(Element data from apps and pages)
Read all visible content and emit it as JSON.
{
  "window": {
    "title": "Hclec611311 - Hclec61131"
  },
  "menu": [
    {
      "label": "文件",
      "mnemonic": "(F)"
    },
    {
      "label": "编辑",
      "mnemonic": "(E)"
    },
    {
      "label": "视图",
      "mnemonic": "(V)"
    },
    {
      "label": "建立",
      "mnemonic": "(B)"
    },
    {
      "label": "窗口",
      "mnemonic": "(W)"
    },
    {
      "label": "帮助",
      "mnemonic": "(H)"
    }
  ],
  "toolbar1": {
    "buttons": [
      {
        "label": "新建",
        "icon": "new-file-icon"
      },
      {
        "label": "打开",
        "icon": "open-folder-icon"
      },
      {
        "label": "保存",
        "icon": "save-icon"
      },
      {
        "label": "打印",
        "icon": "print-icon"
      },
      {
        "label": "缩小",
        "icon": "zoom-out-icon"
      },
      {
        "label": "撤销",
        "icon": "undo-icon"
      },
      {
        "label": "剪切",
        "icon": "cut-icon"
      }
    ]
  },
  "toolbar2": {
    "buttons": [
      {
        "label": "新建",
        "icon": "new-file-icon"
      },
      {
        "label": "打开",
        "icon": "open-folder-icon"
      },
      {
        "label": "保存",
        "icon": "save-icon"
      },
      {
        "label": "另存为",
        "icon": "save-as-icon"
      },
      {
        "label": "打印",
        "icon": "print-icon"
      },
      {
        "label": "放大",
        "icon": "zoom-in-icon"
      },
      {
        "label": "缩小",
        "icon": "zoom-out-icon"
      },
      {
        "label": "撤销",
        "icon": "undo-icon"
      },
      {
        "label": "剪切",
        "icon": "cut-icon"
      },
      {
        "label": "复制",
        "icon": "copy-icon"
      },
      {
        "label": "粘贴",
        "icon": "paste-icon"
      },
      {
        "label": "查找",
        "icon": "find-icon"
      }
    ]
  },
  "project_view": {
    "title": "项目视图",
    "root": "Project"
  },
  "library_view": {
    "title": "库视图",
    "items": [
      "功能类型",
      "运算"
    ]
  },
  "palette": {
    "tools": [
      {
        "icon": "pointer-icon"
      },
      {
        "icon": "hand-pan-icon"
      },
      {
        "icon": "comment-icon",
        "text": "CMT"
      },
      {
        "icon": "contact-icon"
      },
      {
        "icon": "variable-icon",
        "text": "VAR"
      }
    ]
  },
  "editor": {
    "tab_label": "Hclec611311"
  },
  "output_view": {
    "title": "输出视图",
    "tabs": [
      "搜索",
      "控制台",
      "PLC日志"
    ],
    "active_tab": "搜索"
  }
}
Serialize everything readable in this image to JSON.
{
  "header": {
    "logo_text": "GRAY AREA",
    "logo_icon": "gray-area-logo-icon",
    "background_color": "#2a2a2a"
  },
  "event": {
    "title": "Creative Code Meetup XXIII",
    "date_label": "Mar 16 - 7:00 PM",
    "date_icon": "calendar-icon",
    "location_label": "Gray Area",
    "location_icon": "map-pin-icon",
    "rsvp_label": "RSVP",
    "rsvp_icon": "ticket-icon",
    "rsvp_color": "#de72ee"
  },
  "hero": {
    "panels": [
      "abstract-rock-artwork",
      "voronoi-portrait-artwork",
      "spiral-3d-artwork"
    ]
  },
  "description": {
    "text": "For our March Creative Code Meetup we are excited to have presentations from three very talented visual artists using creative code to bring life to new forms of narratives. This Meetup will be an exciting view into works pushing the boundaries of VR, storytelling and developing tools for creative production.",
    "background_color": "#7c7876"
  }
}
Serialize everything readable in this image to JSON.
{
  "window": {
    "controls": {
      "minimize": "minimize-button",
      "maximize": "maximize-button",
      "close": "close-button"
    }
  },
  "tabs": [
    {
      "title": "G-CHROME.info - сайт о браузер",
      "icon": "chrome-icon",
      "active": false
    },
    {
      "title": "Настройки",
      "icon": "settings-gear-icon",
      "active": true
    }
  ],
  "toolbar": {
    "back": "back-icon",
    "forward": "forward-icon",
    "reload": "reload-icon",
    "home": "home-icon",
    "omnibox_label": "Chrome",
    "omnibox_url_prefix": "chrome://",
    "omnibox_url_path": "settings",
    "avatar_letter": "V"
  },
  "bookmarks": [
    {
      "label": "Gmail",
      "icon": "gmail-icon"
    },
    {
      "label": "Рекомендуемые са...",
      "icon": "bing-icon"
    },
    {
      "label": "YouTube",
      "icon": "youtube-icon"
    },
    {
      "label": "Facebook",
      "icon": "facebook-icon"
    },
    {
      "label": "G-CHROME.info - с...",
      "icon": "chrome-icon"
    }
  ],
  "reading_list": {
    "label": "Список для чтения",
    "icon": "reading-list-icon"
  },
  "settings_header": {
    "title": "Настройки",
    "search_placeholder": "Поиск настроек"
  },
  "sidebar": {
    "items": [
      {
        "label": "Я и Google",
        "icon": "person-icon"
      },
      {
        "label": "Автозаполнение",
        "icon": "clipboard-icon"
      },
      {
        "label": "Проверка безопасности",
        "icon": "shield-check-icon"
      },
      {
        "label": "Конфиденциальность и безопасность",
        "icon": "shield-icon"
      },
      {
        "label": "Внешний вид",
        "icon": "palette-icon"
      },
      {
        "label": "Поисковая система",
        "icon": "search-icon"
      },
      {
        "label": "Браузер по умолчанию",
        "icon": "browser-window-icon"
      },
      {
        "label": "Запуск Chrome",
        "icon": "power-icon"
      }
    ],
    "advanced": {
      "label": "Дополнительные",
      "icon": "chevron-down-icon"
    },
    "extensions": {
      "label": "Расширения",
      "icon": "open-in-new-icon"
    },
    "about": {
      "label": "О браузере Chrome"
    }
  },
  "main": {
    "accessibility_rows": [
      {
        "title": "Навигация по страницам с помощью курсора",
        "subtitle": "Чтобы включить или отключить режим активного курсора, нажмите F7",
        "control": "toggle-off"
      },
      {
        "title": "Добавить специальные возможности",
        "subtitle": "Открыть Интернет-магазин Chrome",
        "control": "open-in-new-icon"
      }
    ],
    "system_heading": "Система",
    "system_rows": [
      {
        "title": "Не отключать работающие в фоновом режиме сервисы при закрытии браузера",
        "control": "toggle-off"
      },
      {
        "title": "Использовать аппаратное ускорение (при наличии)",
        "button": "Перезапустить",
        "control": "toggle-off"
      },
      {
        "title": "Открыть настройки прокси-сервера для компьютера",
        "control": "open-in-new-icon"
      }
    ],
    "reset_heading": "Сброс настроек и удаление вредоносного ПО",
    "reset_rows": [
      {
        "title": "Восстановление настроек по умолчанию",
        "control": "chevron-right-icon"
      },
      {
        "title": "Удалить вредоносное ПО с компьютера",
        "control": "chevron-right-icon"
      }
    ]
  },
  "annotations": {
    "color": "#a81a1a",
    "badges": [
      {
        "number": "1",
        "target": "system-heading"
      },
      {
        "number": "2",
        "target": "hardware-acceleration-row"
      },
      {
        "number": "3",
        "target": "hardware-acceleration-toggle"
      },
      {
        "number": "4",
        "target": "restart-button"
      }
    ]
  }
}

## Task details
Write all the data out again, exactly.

## Your response
Read all visible content and emit it as JSON.
{
  "window": {
    "title": "Hclec611311 - Hclec61131"
  },
  "menu": [
    {
      "label": "文件",
      "mnemonic": "(F)"
    },
    {
      "label": "编辑",
      "mnemonic": "(E)"
    },
    {
      "label": "视图",
      "mnemonic": "(V)"
    },
    {
      "label": "建立",
      "mnemonic": "(B)"
    },
    {
      "label": "窗口",
      "mnemonic": "(W)"
    },
    {
      "label": "帮助",
      "mnemonic": "(H)"
    }
  ],
  "toolbar1": {
    "buttons": [
      {
        "label": "新建",
        "icon": "new-file-icon"
      },
      {
        "label": "打开",
        "icon": "open-folder-icon"
      },
      {
        "label": "保存",
        "icon": "save-icon"
      },
      {
        "label": "打印",
        "icon": "print-icon"
      },
      {
        "label": "缩小",
        "icon": "zoom-out-icon"
      },
      {
        "label": "撤销",
        "icon": "undo-icon"
      },
      {
        "label": "剪切",
        "icon": "cut-icon"
      }
    ]
  },
  "toolbar2": {
    "buttons": [
      {
        "label": "新建",
        "icon": "new-file-icon"
      },
      {
        "label": "打开",
        "icon": "open-folder-icon"
      },
      {
        "label": "保存",
        "icon": "save-icon"
      },
      {
        "label": "另存为",
        "icon": "save-as-icon"
      },
      {
        "label": "打印",
        "icon": "print-icon"
      },
      {
        "label": "放大",
        "icon": "zoom-in-icon"
      },
      {
        "label": "缩小",
        "icon": "zoom-out-icon"
      },
      {
        "label": "撤销",
        "icon": "undo-icon"
      },
      {
        "label": "剪切",
        "icon": "cut-icon"
      },
      {
        "label": "复制",
        "icon": "copy-icon"
      },
      {
        "label": "粘贴",
        "icon": "paste-icon"
      },
      {
        "label": "查找",
        "icon": "find-icon"
      }
    ]
  },
  "project_view": {
    "title": "项目视图",
    "root": "Project"
  },
  "library_view": {
    "title": "库视图",
    "items": [
      "功能类型",
      "运算"
    ]
  },
  "palette": {
    "tools": [
      {
        "icon": "pointer-icon"
      },
      {
        "icon": "hand-pan-icon"
      },
      {
        "icon": "comment-icon",
        "text": "CMT"
      },
      {
        "icon": "contact-icon"
      },
      {
        "icon": "variable-icon",
        "text": "VAR"
      }
    ]
  },
  "editor": {
    "tab_label": "Hclec611311"
  },
  "output_view": {
    "title": "输出视图",
    "tabs": [
      "搜索",
      "控制台",
      "PLC日志"
    ],
    "active_tab": "搜索"
  }
}
Serialize everything readable in this image to JSON.
{
  "header": {
    "logo_text": "GRAY AREA",
    "logo_icon": "gray-area-logo-icon",
    "background_color": "#2a2a2a"
  },
  "event": {
    "title": "Creative Code Meetup XXIII",
    "date_label": "Mar 16 - 7:00 PM",
    "date_icon": "calendar-icon",
    "location_label": "Gray Area",
    "location_icon": "map-pin-icon",
    "rsvp_label": "RSVP",
    "rsvp_icon": "ticket-icon",
    "rsvp_color": "#de72ee"
  },
  "hero": {
    "panels": [
      "abstract-rock-artwork",
      "voronoi-portrait-artwork",
      "spiral-3d-artwork"
    ]
  },
  "description": {
    "text": "For our March Creative Code Meetup we are excited to have presentations from three very talented visual artists using creative code to bring life to new forms of narratives. This Meetup will be an exciting view into works pushing the boundaries of VR, storytelling and developing tools for creative production.",
    "background_color": "#7c7876"
  }
}
Serialize everything readable in this image to JSON.
{
  "window": {
    "controls": {
      "minimize": "minimize-button",
      "maximize": "maximize-button",
      "close": "close-button"
    }
  },
  "tabs": [
    {
      "title": "G-CHROME.info - сайт о браузер",
      "icon": "chrome-icon",
      "active": false
    },
    {
      "title": "Настройки",
      "icon": "settings-gear-icon",
      "active": true
    }
  ],
  "toolbar": {
    "back": "back-icon",
    "forward": "forward-icon",
    "reload": "reload-icon",
    "home": "home-icon",
    "omnibox_label": "Chrome",
    "omnibox_url_prefix": "chrome://",
    "omnibox_url_path": "settings",
    "avatar_letter": "V"
  },
  "bookmarks": [
    {
      "label": "Gmail",
      "icon": "gmail-icon"
    },
    {
      "label": "Рекомендуемые са...",
      "icon": "bing-icon"
    },
    {
      "label": "YouTube",
      "icon": "youtube-icon"
    },
    {
      "label": "Facebook",
      "icon": "facebook-icon"
    },
    {
      "label": "G-CHROME.info - с...",
      "icon": "chrome-icon"
    }
  ],
  "reading_list": {
    "label": "Список для чтения",
    "icon": "reading-list-icon"
  },
  "settings_header": {
    "title": "Настройки",
    "search_placeholder": "Поиск настроек"
  },
  "sidebar": {
    "items": [
      {
        "label": "Я и Google",
        "icon": "person-icon"
      },
      {
        "label": "Автозаполнение",
        "icon": "clipboard-icon"
      },
      {
        "label": "Проверка безопасности",
        "icon": "shield-check-icon"
      },
      {
        "label": "Конфиденциальность и безопасность",
        "icon": "shield-icon"
      },
      {
        "label": "Внешний вид",
        "icon": "palette-icon"
      },
      {
        "label": "Поисковая система",
        "icon": "search-icon"
      },
      {
        "label": "Браузер по умолчанию",
        "icon": "browser-window-icon"
      },
      {
        "label": "Запуск Chrome",
        "icon": "power-icon"
      }
    ],
    "advanced": {
      "label": "Дополнительные",
      "icon": "chevron-down-icon"
    },
    "extensions": {
      "label": "Расширения",
      "icon": "open-in-new-icon"
    },
    "about": {
      "label": "О браузере Chrome"
    }
  },
  "main": {
    "accessibility_rows": [
      {
        "title": "Навигация по страницам с помощью курсора",
        "subtitle": "Чтобы включить или отключить режим активного курсора, нажмите F7",
        "control": "toggle-off"
      },
      {
        "title": "Добавить специальные возможности",
        "subtitle": "Открыть Интернет-магазин Chrome",
        "control": "open-in-new-icon"
      }
    ],
    "system_heading": "Система",
    "system_rows": [
      {
        "title": "Не отключать работающие в фоновом режиме сервисы при закрытии браузера",
        "control": "toggle-off"
      },
      {
        "title": "Использовать аппаратное ускорение (при наличии)",
        "button": "Перезапустить",
        "control": "toggle-off"
      },
      {
        "title": "Открыть настройки прокси-сервера для компьютера",
        "control": "open-in-new-icon"
      }
    ],
    "reset_heading": "Сброс настроек и удаление вредоносного ПО",
    "reset_rows": [
      {
        "title": "Восстановление настроек по умолчанию",
        "control": "chevron-right-icon"
      },
      {
        "title": "Удалить вредоносное ПО с компьютера",
        "control": "chevron-right-icon"
      }
    ]
  },
  "annotations": {
    "color": "#a81a1a",
    "badges": [
      {
        "number": "1",
        "target": "system-heading"
      },
      {
        "number": "2",
        "target": "hardware-acceleration-row"
      },
      {
        "number": "3",
        "target": "hardware-acceleration-toggle"
      },
      {
        "number": "4",
        "target": "restart-button"
      }
    ]
  }
}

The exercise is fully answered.